PORTLAND, Ore. — Sometimes we find that our Everyday Heroes are part of a larger group of people working to make life better for their neighbors and the planet.
One such group is working right now to transform a section of land along the Columbia River and return a wildlife refuge to a more natural state.
For centuries, the wetlands around Steigerwald Lake, just east of Vancouver, were seasonally flooded.

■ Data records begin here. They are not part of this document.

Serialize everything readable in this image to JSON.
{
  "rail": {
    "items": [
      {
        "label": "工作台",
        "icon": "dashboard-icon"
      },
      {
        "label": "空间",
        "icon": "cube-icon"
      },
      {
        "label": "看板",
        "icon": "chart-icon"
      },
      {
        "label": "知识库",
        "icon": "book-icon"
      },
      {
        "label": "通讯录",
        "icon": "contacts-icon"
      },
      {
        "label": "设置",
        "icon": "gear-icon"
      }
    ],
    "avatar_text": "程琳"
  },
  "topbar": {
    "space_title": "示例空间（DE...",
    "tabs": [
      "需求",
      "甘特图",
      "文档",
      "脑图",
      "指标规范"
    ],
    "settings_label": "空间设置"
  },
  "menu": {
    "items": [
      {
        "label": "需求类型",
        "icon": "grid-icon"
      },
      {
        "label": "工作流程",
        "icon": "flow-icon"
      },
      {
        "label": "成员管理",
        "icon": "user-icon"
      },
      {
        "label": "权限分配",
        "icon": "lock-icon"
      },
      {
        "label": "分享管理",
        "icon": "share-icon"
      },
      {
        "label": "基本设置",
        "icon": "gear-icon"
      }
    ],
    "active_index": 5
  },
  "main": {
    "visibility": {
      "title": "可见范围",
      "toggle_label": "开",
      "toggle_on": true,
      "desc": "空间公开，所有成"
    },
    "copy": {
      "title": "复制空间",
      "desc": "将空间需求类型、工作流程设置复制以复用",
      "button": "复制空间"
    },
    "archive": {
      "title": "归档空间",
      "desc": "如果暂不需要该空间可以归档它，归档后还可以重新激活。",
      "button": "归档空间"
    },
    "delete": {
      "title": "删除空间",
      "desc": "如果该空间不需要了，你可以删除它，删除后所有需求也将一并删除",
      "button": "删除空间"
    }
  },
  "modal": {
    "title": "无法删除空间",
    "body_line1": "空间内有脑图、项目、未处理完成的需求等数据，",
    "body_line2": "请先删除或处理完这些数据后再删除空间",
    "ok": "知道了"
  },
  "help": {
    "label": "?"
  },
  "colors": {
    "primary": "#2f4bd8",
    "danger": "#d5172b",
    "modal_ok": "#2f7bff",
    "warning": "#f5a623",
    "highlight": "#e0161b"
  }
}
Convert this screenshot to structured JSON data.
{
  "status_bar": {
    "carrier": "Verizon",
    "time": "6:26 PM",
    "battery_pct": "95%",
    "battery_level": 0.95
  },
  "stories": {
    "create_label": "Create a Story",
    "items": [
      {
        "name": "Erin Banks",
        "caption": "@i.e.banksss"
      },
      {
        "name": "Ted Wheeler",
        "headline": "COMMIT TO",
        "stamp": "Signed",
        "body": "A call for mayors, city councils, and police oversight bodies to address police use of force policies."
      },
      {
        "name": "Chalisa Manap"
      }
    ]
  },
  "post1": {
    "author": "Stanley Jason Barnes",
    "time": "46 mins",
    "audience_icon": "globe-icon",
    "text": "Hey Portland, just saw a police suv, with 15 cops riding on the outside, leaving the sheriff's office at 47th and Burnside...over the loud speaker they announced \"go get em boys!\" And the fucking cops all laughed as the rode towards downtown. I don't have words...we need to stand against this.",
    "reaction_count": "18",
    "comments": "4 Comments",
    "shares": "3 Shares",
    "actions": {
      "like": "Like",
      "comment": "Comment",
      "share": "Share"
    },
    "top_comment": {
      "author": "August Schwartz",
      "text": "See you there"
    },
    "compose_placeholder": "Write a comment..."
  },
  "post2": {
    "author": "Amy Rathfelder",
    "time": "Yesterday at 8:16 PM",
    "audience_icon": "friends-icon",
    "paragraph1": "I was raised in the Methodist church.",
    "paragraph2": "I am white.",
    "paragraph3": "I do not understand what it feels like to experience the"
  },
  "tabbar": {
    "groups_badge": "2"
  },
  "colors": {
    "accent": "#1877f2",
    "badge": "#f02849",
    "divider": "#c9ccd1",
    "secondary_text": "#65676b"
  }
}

The flooding created a safe haven for wildlife.
A levee built in the 1960s put an end to the flooding, but it also allowed invasive species to move in, and the wetlands were essentially cut off from the river.
That's all about to change, thanks to the largest floodplain restoration project on the lower Columbia River.
“The opportunity to do a project of this size in the lower Columbia, especially around the Portland-metro area, is pretty astounding,” said Dan Bell, the land trust director for Friends of the Columbia Gorge.
A plan to remove the levee got the green light in 2016, when Friends of the Columbia Gorge purchased private property next to the refuge.
“We were fortunate to just to play a really important, integral bridge role there that was essential to get the project off the ground,” Bell said. "That whole refuge has been built piece by piece, parcel by parcel, and this was one of those key linchpin parcels.”
More than a half a million cubic yards of earth has been removed since the project began.
When the 1,000-acre refuge is reconnected to the river, seasonal floods will allow native plants and more wildlife to return.
“All the credit in the world to Chris (Collins)and his group at the lower Columbia Estuary Partnership for putting together a project that has a lot of benefits for both users of the property, the neighbors, and all of us who live in the gorge," Bell said.
One of the neighbors who will see benefits is the Port of Camas-Washougal.
“It’ll reduce their flood risk and save them a lot of operational and maintenance costs,” Chris Collins, of the Lower Columbia Estuary Partnership, said. ”It’s really a project that offers so many different benefits, from flood prevention and flood control to better wildlife habitats, and a new recreational trail out there.”
Two new setback levees and raising a section of SR-14 will help prevent floodwaters from doing any damage.
The refuge attracts 90,000 visitors a year. When it reopens to the public in February 2022, there will be an additional mile of trails to enjoy and two new bridges.
“The trail will actually weave into and out of the refuge and will really put people in close contact with a lot of the restored habitats,” Collins said. “We’ll reconnect about 965 acres of historic flood plain -- that benefits waterfowl, it benefits juvenile salmon, it benefits lamprey, wetland habitats.”
When the refuge is reconnected, seasonal floods will allow native plant species to return, while portions of invasive vegetation is removed during construction.
“That inundation is often enough -- you know, depending on where you are and the depth and duration. That’s often enough to really, at least, suppress those invasive species,” Collins said.
Bonneville Power funded the design and permitting for the project, with large contributions coming from the Washington Department of Ecology, the National Fish and Wildlife Foundation, the Federal Highway Administration and the U.S. Fish & Wildlife Foundation.